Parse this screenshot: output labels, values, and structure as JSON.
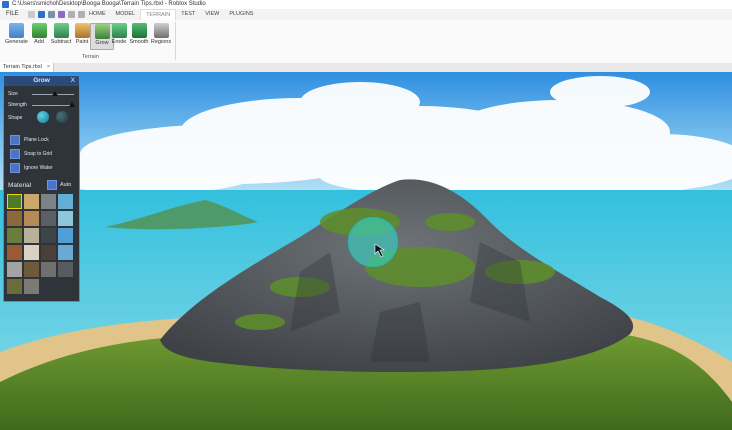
{
  "window": {
    "title": "C:\\Users\\smichol\\Desktop\\Booga Booga\\Terrain Tips.rbxl - Roblox Studio"
  },
  "menu": {
    "file": "FILE",
    "tabs": [
      "HOME",
      "MODEL",
      "TERRAIN",
      "TEST",
      "VIEW",
      "PLUGINS"
    ],
    "active_tab": "TERRAIN"
  },
  "ribbon": {
    "group_label": "Terrain",
    "tools": [
      {
        "label": "Generate",
        "icon": "terrain-generate-icon",
        "color": "#3f7fc8"
      },
      {
        "label": "Add",
        "icon": "terrain-add-icon",
        "color": "#3c9c3c"
      },
      {
        "label": "Subtract",
        "icon": "terrain-subtract-icon",
        "color": "#3c8f55"
      },
      {
        "label": "Paint",
        "icon": "terrain-paint-icon",
        "color": "#c78a2f"
      },
      {
        "label": "Grow",
        "icon": "terrain-grow-icon",
        "color": "#4f8f4f"
      },
      {
        "label": "Erode",
        "icon": "terrain-erode-icon",
        "color": "#3c8f55"
      },
      {
        "label": "Smooth",
        "icon": "terrain-smooth-icon",
        "color": "#2f7f4a"
      },
      {
        "label": "Regions",
        "icon": "terrain-regions-icon",
        "color": "#777777"
      }
    ],
    "selected": "Grow"
  },
  "document_tab": {
    "label": "Terrain Tips.rbxl",
    "close": "×"
  },
  "grow_panel": {
    "title": "Grow",
    "close": "X",
    "size_label": "Size",
    "strength_label": "Strength",
    "shape_label": "Shape",
    "size_value": 0.55,
    "strength_value": 0.95,
    "options": [
      {
        "label": "Plane Lock"
      },
      {
        "label": "Snap to Grid"
      },
      {
        "label": "Ignore Water"
      }
    ],
    "material_label": "Material",
    "auto_label": "Auto",
    "materials": [
      {
        "name": "grass",
        "color": "#4f7a2a",
        "selected": true
      },
      {
        "name": "sand",
        "color": "#c9a86a"
      },
      {
        "name": "rock",
        "color": "#7c8288"
      },
      {
        "name": "water",
        "color": "#5fb0d4"
      },
      {
        "name": "wood-planks",
        "color": "#8a6a3c"
      },
      {
        "name": "sandstone",
        "color": "#b58a54"
      },
      {
        "name": "slate",
        "color": "#5a6066"
      },
      {
        "name": "glacier",
        "color": "#8ec6dc"
      },
      {
        "name": "leafy-grass",
        "color": "#6a7d3a"
      },
      {
        "name": "limestone",
        "color": "#b9b09a"
      },
      {
        "name": "basalt",
        "color": "#3f4448"
      },
      {
        "name": "ice",
        "color": "#4f9fd8"
      },
      {
        "name": "brick",
        "color": "#9a5a32"
      },
      {
        "name": "salt",
        "color": "#d9d2c2"
      },
      {
        "name": "cracked-lava",
        "color": "#4a4038"
      },
      {
        "name": "snow",
        "color": "#6aa9d4"
      },
      {
        "name": "concrete",
        "color": "#a3a3a3"
      },
      {
        "name": "mud",
        "color": "#6e5a3a"
      },
      {
        "name": "pavement",
        "color": "#6f6f6f"
      },
      {
        "name": "asphalt",
        "color": "#555b5e"
      },
      {
        "name": "ground",
        "color": "#6a6c3a"
      },
      {
        "name": "cobblestone",
        "color": "#7c7a74"
      }
    ]
  }
}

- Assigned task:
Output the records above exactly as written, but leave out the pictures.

- Task result:
Parse this screenshot: output labels, values, and structure as JSON.
{
  "window": {
    "title": "C:\\Users\\smichol\\Desktop\\Booga Booga\\Terrain Tips.rbxl - Roblox Studio"
  },
  "menu": {
    "file": "FILE",
    "tabs": [
      "HOME",
      "MODEL",
      "TERRAIN",
      "TEST",
      "VIEW",
      "PLUGINS"
    ],
    "active_tab": "TERRAIN"
  },
  "ribbon": {
    "group_label": "Terrain",
    "tools": [
      {
        "label": "Generate",
        "icon": "terrain-generate-icon",
        "color": "#3f7fc8"
      },
      {
        "label": "Add",
        "icon": "terrain-add-icon",
        "color": "#3c9c3c"
      },
      {
        "label": "Subtract",
        "icon": "terrain-subtract-icon",
        "color": "#3c8f55"
      },
      {
        "label": "Paint",
        "icon": "terrain-paint-icon",
        "color": "#c78a2f"
      },
      {
        "label": "Grow",
        "icon": "terrain-grow-icon",
        "color": "#4f8f4f"
      },
      {
        "label": "Erode",
        "icon": "terrain-erode-icon",
        "color": "#3c8f55"
      },
      {
        "label": "Smooth",
        "icon": "terrain-smooth-icon",
        "color": "#2f7f4a"
      },
      {
        "label": "Regions",
        "icon": "terrain-regions-icon",
        "color": "#777777"
      }
    ],
    "selected": "Grow"
  },
  "document_tab": {
    "label": "Terrain Tips.rbxl",
    "close": "×"
  },
  "grow_panel": {
    "title": "Grow",
    "close": "X",
    "size_label": "Size",
    "strength_label": "Strength",
    "shape_label": "Shape",
    "size_value": 0.55,
    "strength_value": 0.95,
    "options": [
      {
        "label": "Plane Lock"
      },
      {
        "label": "Snap to Grid"
      },
      {
        "label": "Ignore Water"
      }
    ],
    "material_label": "Material",
    "auto_label": "Auto",
    "materials": [
      {
        "name": "grass",
        "color": "#4f7a2a",
        "selected": true
      },
      {
        "name": "sand",
        "color": "#c9a86a"
      },
      {
        "name": "rock",
        "color": "#7c8288"
      },
      {
        "name": "water",
        "color": "#5fb0d4"
      },
      {
        "name": "wood-planks",
        "color": "#8a6a3c"
      },
      {
        "name": "sandstone",
        "color": "#b58a54"
      },
      {
        "name": "slate",
        "color": "#5a6066"
      },
      {
        "name": "glacier",
        "color": "#8ec6dc"
      },
      {
        "name": "leafy-grass",
        "color": "#6a7d3a"
      },
      {
        "name": "limestone",
        "color": "#b9b09a"
      },
      {
        "name": "basalt",
        "color": "#3f4448"
      },
      {
        "name": "ice",
        "color": "#4f9fd8"
      },
      {
        "name": "brick",
        "color": "#9a5a32"
      },
      {
        "name": "salt",
        "color": "#d9d2c2"
      },
      {
        "name": "cracked-lava",
        "color": "#4a4038"
      },
      {
        "name": "snow",
        "color": "#6aa9d4"
      },
      {
        "name": "concrete",
        "color": "#a3a3a3"
      },
      {
        "name": "mud",
        "color": "#6e5a3a"
      },
      {
        "name": "pavement",
        "color": "#6f6f6f"
      },
      {
        "name": "asphalt",
        "color": "#555b5e"
      },
      {
        "name": "ground",
        "color": "#6a6c3a"
      },
      {
        "name": "cobblestone",
        "color": "#7c7a74"
      }
    ]
  }
}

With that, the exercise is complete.